**RECORDS PROVIDED**.

══════════

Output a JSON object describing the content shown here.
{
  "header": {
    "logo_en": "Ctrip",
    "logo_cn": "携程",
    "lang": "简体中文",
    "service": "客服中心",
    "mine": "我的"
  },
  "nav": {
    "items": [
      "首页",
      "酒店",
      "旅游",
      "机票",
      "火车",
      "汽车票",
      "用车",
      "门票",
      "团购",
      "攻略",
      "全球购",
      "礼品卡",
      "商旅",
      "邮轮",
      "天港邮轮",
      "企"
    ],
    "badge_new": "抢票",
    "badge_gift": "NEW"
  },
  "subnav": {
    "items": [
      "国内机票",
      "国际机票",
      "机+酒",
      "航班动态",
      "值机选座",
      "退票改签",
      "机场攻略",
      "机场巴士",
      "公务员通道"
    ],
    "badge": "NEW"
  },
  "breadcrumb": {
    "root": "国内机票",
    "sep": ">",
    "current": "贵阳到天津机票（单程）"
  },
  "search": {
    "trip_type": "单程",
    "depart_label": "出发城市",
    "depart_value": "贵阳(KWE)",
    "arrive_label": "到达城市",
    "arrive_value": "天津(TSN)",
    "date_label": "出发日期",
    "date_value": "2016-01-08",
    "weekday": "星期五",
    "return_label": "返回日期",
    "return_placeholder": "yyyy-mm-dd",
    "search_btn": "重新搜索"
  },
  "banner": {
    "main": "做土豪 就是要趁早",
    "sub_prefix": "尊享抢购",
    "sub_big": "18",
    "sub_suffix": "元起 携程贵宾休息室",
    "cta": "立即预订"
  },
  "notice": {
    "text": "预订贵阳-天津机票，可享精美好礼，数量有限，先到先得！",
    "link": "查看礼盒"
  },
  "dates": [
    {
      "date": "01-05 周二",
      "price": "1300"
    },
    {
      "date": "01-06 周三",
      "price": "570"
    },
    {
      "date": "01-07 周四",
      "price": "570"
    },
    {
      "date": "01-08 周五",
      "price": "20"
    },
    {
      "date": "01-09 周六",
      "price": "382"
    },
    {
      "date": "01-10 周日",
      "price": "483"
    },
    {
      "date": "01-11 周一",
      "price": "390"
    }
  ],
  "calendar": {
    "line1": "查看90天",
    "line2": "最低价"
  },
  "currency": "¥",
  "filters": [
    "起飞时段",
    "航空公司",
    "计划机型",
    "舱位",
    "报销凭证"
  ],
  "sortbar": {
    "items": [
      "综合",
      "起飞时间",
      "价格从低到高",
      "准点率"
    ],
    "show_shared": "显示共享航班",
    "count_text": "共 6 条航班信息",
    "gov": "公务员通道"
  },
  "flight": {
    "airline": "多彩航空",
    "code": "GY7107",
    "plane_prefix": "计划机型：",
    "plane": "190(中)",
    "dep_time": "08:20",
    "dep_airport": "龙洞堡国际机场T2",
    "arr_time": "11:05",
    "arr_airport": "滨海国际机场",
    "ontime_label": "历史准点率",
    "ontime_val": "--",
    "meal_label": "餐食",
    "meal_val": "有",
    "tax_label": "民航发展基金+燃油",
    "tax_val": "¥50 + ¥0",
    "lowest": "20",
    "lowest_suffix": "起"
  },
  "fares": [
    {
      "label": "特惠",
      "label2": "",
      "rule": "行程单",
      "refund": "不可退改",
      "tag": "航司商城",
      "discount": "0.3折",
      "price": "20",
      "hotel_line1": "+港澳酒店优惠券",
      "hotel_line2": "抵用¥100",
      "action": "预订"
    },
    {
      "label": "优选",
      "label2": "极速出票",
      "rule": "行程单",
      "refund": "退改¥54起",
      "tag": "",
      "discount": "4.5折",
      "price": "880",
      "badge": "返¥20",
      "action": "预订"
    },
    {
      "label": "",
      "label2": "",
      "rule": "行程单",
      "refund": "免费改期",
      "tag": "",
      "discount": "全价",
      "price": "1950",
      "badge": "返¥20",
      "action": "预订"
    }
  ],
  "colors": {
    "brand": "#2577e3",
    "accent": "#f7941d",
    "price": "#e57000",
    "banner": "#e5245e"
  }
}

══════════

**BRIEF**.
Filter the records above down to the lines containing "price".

**TASK OUTPUT**.
      "price": "1300"
      "price": "570"
      "price": "570"
      "price": "20"
      "price": "382"
      "price": "483"
      "price": "390"
      "price": "20",
      "price": "880",
      "price": "1950",
    "price": "#e57000",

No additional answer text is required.